──────── Task material

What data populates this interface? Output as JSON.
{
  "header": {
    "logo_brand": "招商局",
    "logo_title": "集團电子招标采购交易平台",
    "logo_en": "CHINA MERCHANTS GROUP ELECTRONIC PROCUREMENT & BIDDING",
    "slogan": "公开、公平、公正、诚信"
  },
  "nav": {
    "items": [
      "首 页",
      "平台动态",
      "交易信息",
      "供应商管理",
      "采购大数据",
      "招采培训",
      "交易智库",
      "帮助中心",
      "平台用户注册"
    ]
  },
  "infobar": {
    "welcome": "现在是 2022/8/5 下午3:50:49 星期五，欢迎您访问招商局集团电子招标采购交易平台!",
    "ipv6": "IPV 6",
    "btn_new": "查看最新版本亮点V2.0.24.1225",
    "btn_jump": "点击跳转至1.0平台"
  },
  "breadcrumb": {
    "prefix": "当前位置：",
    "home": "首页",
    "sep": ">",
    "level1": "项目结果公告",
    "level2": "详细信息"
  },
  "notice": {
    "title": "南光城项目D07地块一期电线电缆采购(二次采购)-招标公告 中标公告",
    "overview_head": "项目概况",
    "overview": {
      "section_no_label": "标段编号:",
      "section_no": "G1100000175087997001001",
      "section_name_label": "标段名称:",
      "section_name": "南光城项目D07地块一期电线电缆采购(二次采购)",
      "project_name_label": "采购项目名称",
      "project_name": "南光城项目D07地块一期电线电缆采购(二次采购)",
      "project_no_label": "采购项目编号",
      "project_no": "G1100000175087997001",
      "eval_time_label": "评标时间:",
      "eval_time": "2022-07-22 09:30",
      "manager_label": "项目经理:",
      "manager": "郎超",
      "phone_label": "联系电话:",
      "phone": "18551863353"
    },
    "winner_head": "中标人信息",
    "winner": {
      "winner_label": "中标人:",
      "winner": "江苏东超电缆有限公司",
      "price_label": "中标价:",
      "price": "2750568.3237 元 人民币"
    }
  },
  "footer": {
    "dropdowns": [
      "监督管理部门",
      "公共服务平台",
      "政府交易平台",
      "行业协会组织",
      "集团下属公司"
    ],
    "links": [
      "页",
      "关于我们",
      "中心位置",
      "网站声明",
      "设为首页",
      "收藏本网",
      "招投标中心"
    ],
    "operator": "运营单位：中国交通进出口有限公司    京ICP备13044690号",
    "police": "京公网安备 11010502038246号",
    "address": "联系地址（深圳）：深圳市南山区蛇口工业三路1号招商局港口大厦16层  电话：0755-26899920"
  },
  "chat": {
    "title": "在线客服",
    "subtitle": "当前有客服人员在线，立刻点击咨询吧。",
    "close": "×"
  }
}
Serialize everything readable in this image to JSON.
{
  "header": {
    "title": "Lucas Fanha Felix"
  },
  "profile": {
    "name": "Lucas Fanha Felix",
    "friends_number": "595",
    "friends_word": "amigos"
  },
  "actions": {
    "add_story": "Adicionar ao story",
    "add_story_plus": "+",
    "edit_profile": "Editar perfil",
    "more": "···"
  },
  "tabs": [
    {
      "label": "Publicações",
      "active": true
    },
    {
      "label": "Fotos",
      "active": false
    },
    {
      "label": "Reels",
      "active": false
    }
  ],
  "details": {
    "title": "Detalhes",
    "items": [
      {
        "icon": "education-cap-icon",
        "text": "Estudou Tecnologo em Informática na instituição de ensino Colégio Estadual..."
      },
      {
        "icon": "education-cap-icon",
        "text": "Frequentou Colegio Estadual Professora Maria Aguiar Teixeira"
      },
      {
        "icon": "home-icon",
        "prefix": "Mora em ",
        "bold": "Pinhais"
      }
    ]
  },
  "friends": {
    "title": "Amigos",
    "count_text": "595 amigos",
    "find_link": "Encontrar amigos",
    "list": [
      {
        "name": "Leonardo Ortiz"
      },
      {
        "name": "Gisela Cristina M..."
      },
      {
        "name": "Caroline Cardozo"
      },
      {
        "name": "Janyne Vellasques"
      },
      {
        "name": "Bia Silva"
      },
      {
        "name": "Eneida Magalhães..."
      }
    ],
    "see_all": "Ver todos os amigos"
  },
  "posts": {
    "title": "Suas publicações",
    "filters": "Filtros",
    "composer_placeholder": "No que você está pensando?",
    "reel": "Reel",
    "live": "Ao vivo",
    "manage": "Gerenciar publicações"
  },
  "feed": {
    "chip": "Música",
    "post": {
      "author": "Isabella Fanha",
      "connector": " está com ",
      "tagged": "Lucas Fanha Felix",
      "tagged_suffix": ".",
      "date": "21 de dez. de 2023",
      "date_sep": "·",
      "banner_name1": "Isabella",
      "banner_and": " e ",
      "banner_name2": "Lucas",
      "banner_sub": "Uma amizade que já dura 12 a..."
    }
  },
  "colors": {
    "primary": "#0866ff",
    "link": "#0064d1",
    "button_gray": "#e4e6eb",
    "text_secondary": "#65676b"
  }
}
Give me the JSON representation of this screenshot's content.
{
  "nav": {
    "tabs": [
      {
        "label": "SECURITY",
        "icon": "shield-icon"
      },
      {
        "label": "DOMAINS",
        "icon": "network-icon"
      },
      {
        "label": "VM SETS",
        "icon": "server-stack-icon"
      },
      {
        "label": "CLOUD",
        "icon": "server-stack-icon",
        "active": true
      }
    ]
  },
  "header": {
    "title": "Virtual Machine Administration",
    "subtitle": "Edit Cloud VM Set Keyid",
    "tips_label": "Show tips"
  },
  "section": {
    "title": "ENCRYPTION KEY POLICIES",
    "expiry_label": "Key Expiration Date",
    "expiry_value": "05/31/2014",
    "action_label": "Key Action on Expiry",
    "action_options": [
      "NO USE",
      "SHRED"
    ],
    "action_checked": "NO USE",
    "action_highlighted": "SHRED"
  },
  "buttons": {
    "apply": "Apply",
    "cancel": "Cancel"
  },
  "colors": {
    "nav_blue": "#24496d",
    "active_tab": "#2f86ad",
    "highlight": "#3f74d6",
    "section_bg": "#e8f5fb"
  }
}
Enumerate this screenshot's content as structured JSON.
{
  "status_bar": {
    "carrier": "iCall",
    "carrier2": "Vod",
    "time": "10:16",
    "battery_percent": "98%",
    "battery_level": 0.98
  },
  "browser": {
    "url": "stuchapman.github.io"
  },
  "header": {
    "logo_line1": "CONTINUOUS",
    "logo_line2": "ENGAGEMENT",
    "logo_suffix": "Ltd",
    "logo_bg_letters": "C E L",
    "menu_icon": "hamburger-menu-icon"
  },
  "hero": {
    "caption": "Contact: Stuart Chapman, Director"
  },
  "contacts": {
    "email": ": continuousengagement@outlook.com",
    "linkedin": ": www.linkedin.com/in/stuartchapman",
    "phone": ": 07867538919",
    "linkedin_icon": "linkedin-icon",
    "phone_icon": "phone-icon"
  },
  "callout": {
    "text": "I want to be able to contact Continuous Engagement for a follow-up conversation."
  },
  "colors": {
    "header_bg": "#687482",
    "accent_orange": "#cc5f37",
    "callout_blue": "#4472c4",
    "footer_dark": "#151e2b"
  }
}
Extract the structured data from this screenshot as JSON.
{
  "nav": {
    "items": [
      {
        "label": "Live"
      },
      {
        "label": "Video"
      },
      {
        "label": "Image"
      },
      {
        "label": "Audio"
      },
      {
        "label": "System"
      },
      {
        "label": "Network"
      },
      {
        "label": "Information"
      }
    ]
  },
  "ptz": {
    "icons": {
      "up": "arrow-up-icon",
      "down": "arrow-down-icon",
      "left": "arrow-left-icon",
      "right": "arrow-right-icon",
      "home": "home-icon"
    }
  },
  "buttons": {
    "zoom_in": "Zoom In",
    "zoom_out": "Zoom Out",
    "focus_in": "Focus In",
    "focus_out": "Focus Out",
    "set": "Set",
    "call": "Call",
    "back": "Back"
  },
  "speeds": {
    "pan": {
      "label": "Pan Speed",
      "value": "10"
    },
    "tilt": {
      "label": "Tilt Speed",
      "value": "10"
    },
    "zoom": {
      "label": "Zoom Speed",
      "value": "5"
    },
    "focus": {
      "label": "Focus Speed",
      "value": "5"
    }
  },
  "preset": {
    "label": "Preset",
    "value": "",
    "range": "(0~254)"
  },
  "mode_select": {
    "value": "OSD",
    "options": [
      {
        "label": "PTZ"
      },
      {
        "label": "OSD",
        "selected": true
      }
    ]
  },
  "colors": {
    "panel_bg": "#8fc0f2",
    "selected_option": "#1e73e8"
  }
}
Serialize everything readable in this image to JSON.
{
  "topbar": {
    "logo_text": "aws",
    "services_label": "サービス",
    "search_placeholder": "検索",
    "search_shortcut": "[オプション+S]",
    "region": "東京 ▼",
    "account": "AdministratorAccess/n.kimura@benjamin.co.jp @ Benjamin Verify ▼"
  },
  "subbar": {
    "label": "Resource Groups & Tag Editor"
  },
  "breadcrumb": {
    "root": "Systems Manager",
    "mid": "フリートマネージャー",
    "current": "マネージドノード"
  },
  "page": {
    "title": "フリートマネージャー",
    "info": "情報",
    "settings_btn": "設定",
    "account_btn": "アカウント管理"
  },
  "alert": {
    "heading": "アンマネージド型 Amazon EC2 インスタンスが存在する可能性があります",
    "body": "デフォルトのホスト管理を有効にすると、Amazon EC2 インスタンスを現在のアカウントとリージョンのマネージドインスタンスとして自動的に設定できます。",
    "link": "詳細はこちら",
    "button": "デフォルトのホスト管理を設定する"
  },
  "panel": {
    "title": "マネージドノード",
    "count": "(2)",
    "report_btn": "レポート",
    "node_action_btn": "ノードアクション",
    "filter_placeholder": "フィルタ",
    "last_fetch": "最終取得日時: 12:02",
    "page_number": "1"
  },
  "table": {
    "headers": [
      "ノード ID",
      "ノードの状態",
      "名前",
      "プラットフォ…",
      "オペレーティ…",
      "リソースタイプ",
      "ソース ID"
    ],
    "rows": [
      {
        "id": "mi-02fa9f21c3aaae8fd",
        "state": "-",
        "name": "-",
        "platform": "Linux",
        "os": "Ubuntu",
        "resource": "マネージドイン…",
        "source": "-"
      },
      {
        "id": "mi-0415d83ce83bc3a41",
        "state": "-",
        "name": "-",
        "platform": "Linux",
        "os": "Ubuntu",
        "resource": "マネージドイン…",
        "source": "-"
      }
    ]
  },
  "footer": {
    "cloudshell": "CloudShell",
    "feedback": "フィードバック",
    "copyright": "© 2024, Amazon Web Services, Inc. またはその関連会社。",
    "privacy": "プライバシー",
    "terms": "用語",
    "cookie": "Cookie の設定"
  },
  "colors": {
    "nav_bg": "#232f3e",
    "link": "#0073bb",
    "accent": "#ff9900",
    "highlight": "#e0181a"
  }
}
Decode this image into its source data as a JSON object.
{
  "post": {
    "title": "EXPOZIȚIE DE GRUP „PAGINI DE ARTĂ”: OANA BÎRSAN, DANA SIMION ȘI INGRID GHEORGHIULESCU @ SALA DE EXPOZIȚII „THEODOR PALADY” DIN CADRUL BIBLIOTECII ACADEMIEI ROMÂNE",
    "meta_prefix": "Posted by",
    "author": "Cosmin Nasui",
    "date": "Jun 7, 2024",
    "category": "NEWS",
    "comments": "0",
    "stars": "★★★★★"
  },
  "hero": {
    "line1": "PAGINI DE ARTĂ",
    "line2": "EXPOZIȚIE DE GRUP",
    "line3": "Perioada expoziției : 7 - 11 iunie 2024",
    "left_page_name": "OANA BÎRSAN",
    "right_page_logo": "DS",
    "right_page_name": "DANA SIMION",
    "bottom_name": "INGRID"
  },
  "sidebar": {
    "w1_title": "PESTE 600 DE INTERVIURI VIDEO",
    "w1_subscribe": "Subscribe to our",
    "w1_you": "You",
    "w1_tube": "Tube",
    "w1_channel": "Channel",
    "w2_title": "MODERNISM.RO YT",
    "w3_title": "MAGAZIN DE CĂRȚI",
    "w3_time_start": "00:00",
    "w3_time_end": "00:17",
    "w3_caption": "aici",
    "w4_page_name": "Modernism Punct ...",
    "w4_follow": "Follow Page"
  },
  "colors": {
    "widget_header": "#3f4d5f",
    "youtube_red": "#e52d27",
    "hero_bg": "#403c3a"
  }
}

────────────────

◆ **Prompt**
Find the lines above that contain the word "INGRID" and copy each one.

◆ **Solved problem**
    "title": "EXPOZIȚIE DE GRUP „PAGINI DE ARTĂ”: OANA BÎRSAN, DANA SIMION ȘI INGRID GHEORGHIULESCU @ SALA DE EXPOZIȚII „THEODOR PALADY” DIN CADRUL BIBLIOTECII ACADEMIEI ROMÂNE",
    "bottom_name": "INGRID"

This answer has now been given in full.